It’s a quintessential moment for every young writer—seeing your work published for the first time—and Devin Adams (B.F.A. Writing, Class of ’15) experienced it earlier than most.
On December 19, Adams published an opinion piece in amNewYork, the free weekday daily that is distributed to some 325,000 New Yorkers. His article, “Life in the camera's eye might be worth the risk,” is a meditation on technology and self-observation. Adams drafted the article in “Writing the Think Piece,” a class taught by Steven Doloff, a distinguished professor of Humanities and Media Studies.

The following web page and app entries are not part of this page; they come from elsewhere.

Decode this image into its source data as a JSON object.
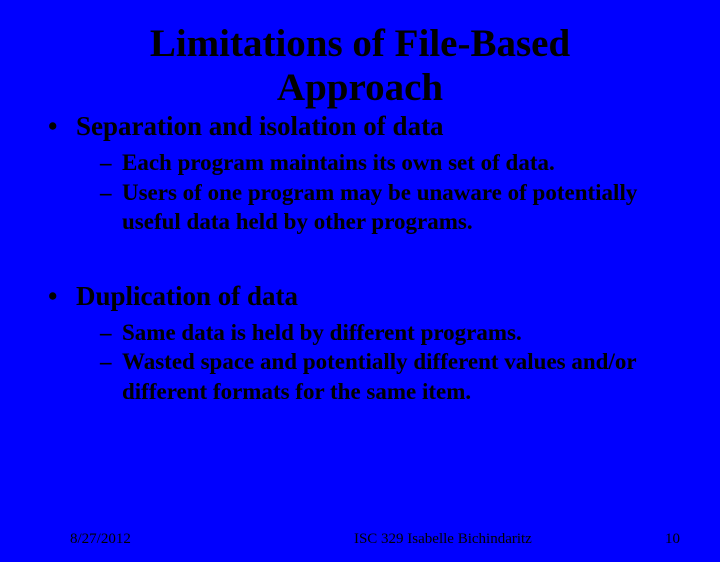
{
  "title_line1": "Limitations of File-Based",
  "title_line2": "Approach",
  "bullets": [
    {
      "heading": "Separation and isolation of data",
      "subs": [
        "Each program maintains its own set of data.",
        "Users of one program may be unaware of potentially useful data held by other programs."
      ]
    },
    {
      "heading": "Duplication of data",
      "subs": [
        "Same data is held by different programs.",
        "Wasted space and potentially different values and/or different formats for the same item."
      ]
    }
  ],
  "footer": {
    "date": "8/27/2012",
    "center": "ISC 329 Isabelle Bichindaritz",
    "page": "10"
  }
}
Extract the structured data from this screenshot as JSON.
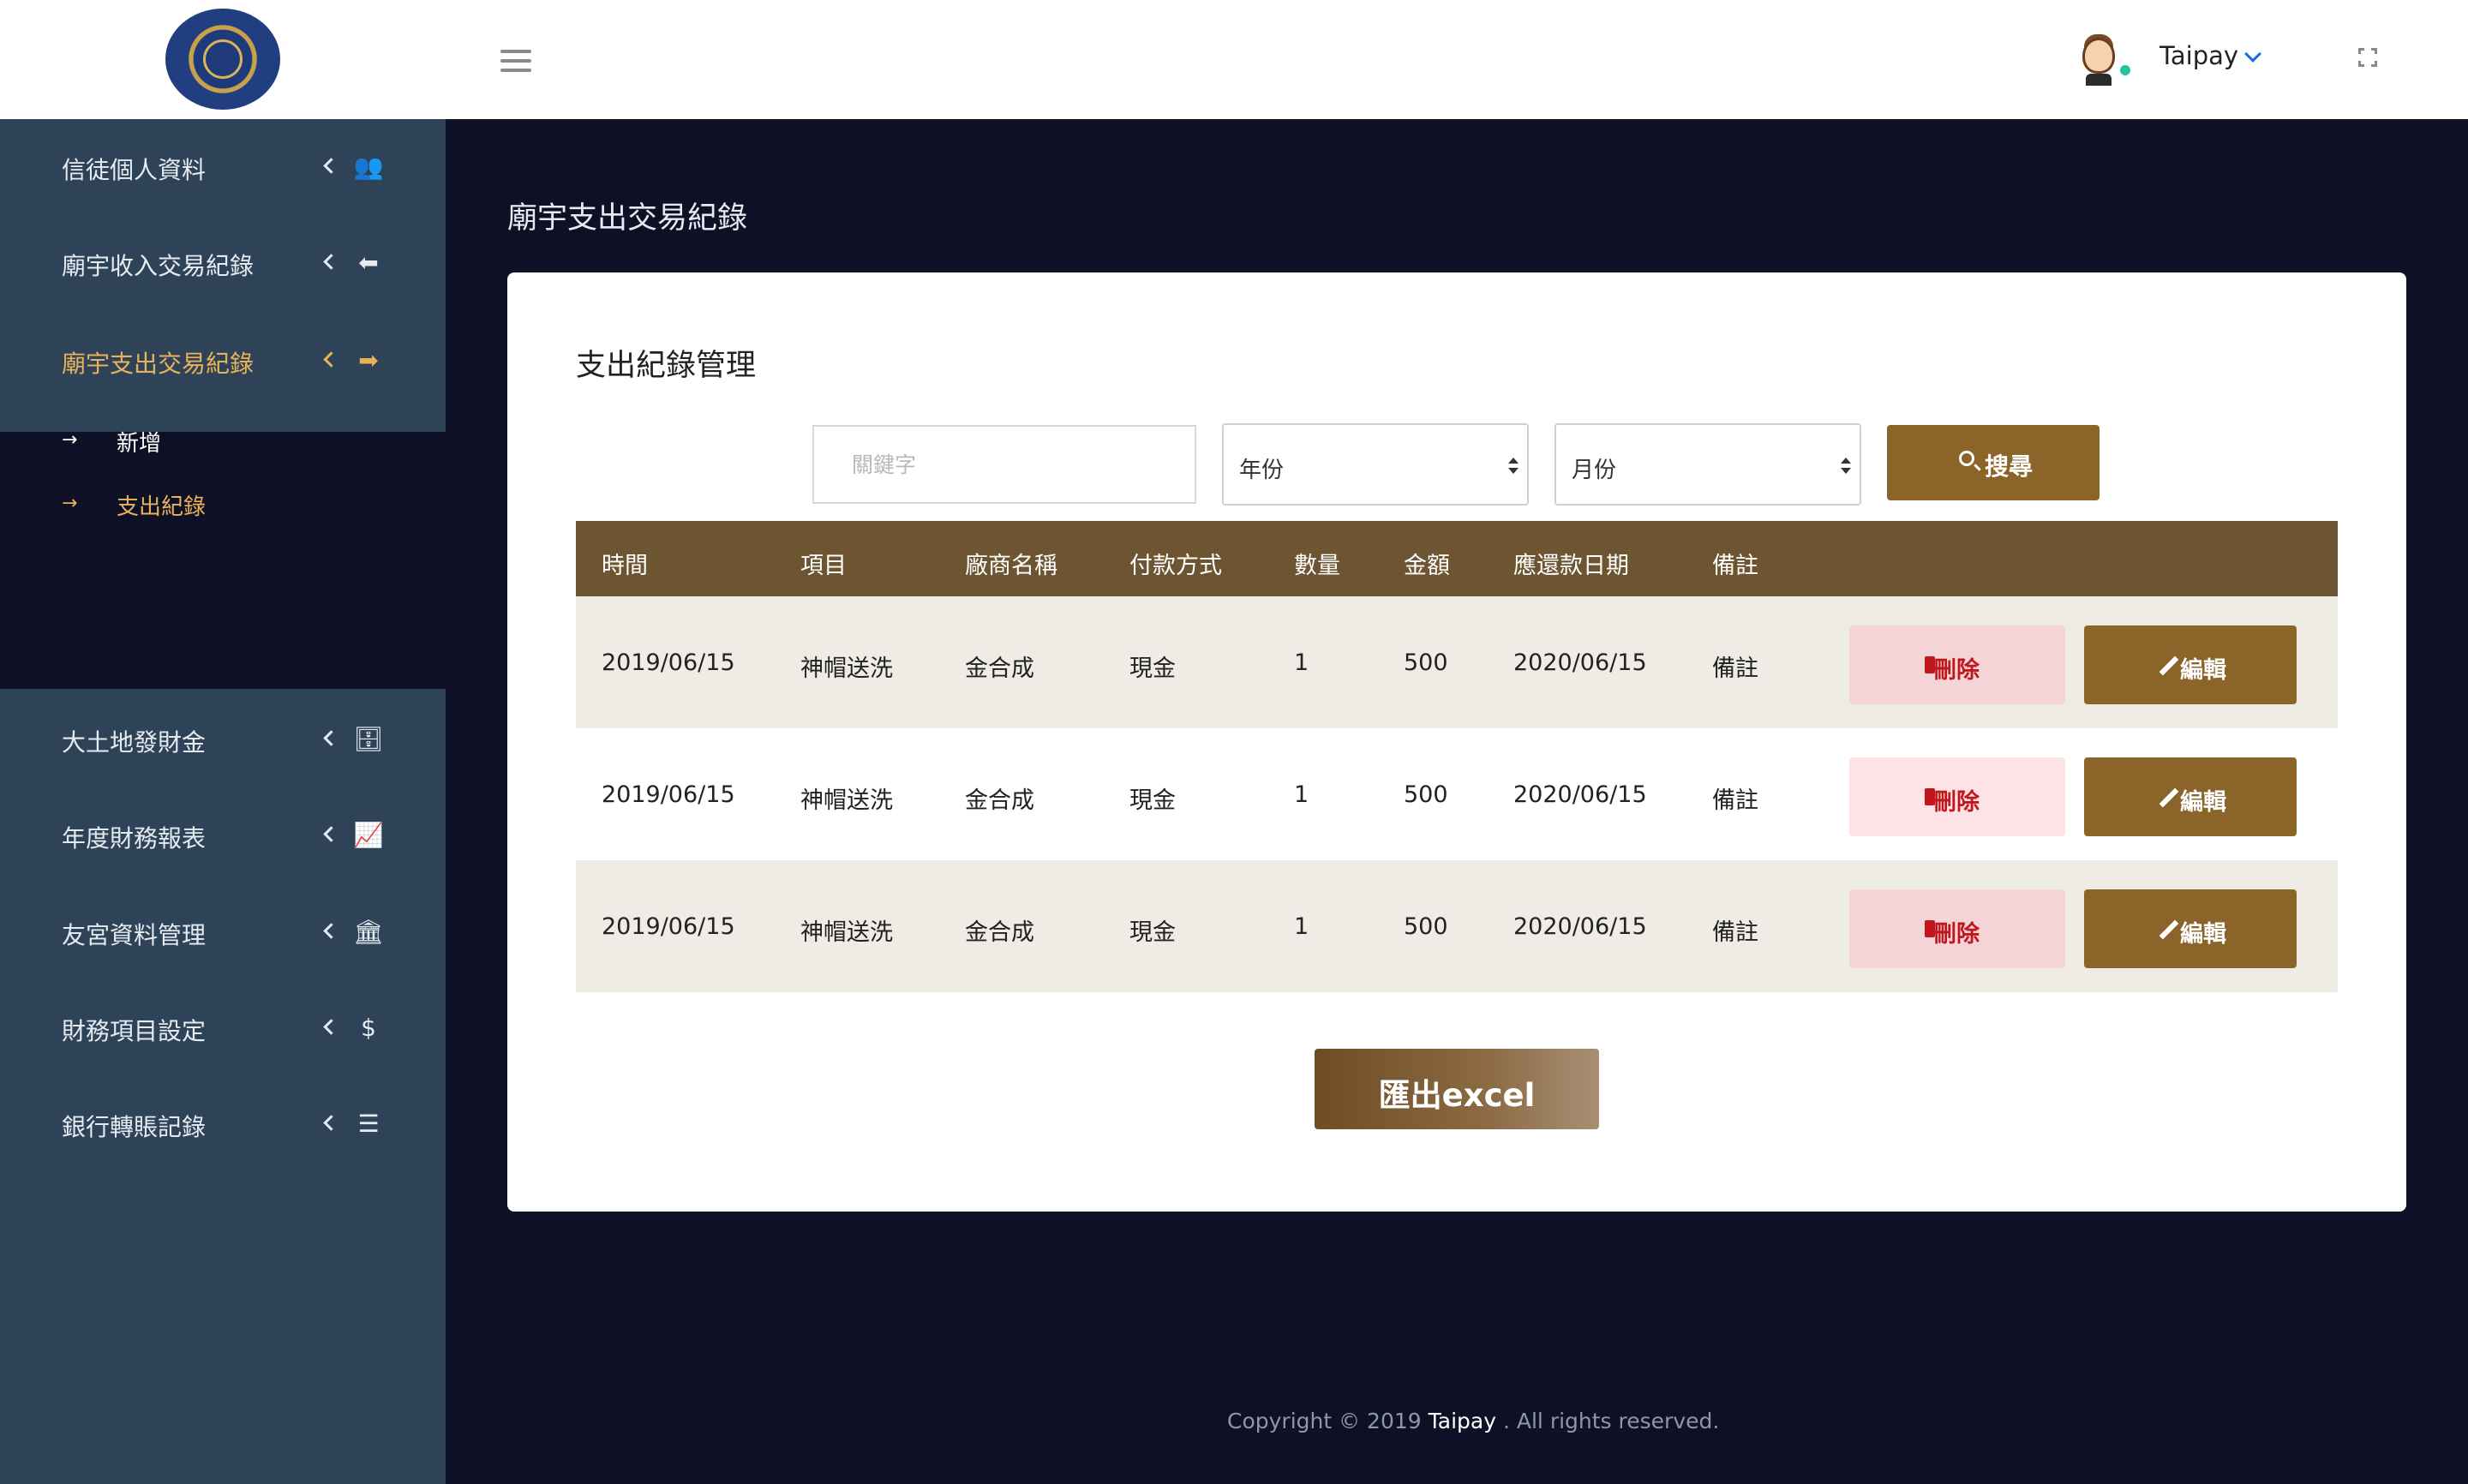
{
  "header": {
    "username": "Taipay",
    "icons": {
      "menu": "hamburger-icon",
      "user_dropdown": "chevron-down-icon",
      "fullscreen": "fullscreen-icon"
    },
    "status_color": "#22c5a0"
  },
  "sidebar": {
    "items": [
      {
        "label": "信徒個人資料",
        "icon": "users-icon",
        "glyph": "👥"
      },
      {
        "label": "廟宇收入交易紀錄",
        "icon": "arrow-left-icon",
        "glyph": "⬅"
      },
      {
        "label": "廟宇支出交易紀錄",
        "icon": "arrow-right-icon",
        "glyph": "➡",
        "active": true
      },
      {
        "label": "大土地發財金",
        "icon": "database-icon",
        "glyph": "🗄"
      },
      {
        "label": "年度財務報表",
        "icon": "chart-area-icon",
        "glyph": "📈"
      },
      {
        "label": "友宮資料管理",
        "icon": "bank-icon",
        "glyph": "🏛"
      },
      {
        "label": "財務項目設定",
        "icon": "dollar-icon",
        "glyph": "$"
      },
      {
        "label": "銀行轉賬記錄",
        "icon": "list-icon",
        "glyph": "☰"
      }
    ],
    "subitems": [
      {
        "label": "新增",
        "arrow": "→"
      },
      {
        "label": "支出紀錄",
        "arrow": "→",
        "active": true
      }
    ],
    "accent_color": "#e8b25a"
  },
  "main": {
    "page_title": "廟宇支出交易紀錄",
    "card_title": "支出紀錄管理",
    "search": {
      "keyword_placeholder": "關鍵字",
      "keyword_value": "",
      "year_selected": "年份",
      "month_selected": "月份",
      "button_label": "搜尋"
    },
    "table": {
      "headers": [
        "時間",
        "項目",
        "廠商名稱",
        "付款方式",
        "數量",
        "金額",
        "應還款日期",
        "備註"
      ],
      "rows": [
        [
          "2019/06/15",
          "神帽送洗",
          "金合成",
          "現金",
          "1",
          "500",
          "2020/06/15",
          "備註"
        ],
        [
          "2019/06/15",
          "神帽送洗",
          "金合成",
          "現金",
          "1",
          "500",
          "2020/06/15",
          "備註"
        ],
        [
          "2019/06/15",
          "神帽送洗",
          "金合成",
          "現金",
          "1",
          "500",
          "2020/06/15",
          "備註"
        ]
      ],
      "delete_label": "刪除",
      "edit_label": "編輯"
    },
    "export_label": "匯出excel",
    "brand_color": "#8b6429",
    "delete_bg_colors": [
      "#f5d4d7",
      "#fde3e6",
      "#f5d4d7"
    ]
  },
  "footer": {
    "prefix": "Copyright © 2019",
    "brand": "Taipay",
    "suffix": ". All rights reserved."
  }
}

The course requires students to write four complete think pieces—a personal essay or analysis on a thought-provoking topic—during the semester. The goal is to produce original, professional-level pieces that may ultimately land in print. Each student proposes several ideas in class, and Doloff tries to simulate the experience of working with a professional editor.
“I tell my students I’m going to play editor,” says Doloff. “And if you’re suggesting something to me, I’m often going to tell you: ‘I’ve seen this. I’ve heard of this.’”
The accepted ideas go through four to five drafts, and if an essay is particularly strong, Doloff instructs the writer to submit it to a publication. He’s specific. He’ll suggest The New York Times, amNewYork, or wherever he thinks an article may fit.
“He wants us to know that our work is publishable,” Adams says about his professor. “At the beginning of the semester, he really pushed that: submitting is important.”
Of course, most of the best student pieces—all loaded with good ideas sculpted into a punchy 750 words—don't end up in print. But the course provides students with a valuable skill nonetheless.
“This shows potential employers you know how to write,” says Doloff. “It’s another arrow in your professional quiver—how to write clear, catchy prose.”
The Writing Program, established in 1999, prides itself on this training, which also includes a key introductory course focusing on grammar and word usage, according to Thad Ziolkowski, the program’s head.
“They’re learning to write a good sentence,” says Ziolkowski. “There’s a cult of ‘choosing the right word.’”
After Adams' piece was accepted, the “real-world” aspect of the course kicked in: his publication date was postponed and he anxiously awaited news from his editor.
“It was nerve-wracking,” he says. “It’s just such a busy industry. I was sitting by the phone, trying to remind myself that this is an editor, who is a busy man with a lot going on.”
But soon after, the piece came out, and Adams experienced the thrill of knowing anyone could be reading his work.
“My dad went to get a haircut. It turns out the person at the salon had read it, and said: ‘oh it was a really good article,’” says Adams. “That was sweet.”
Text: Ruth Samuelson
Image of Devin Adams: Peter Tannenbaum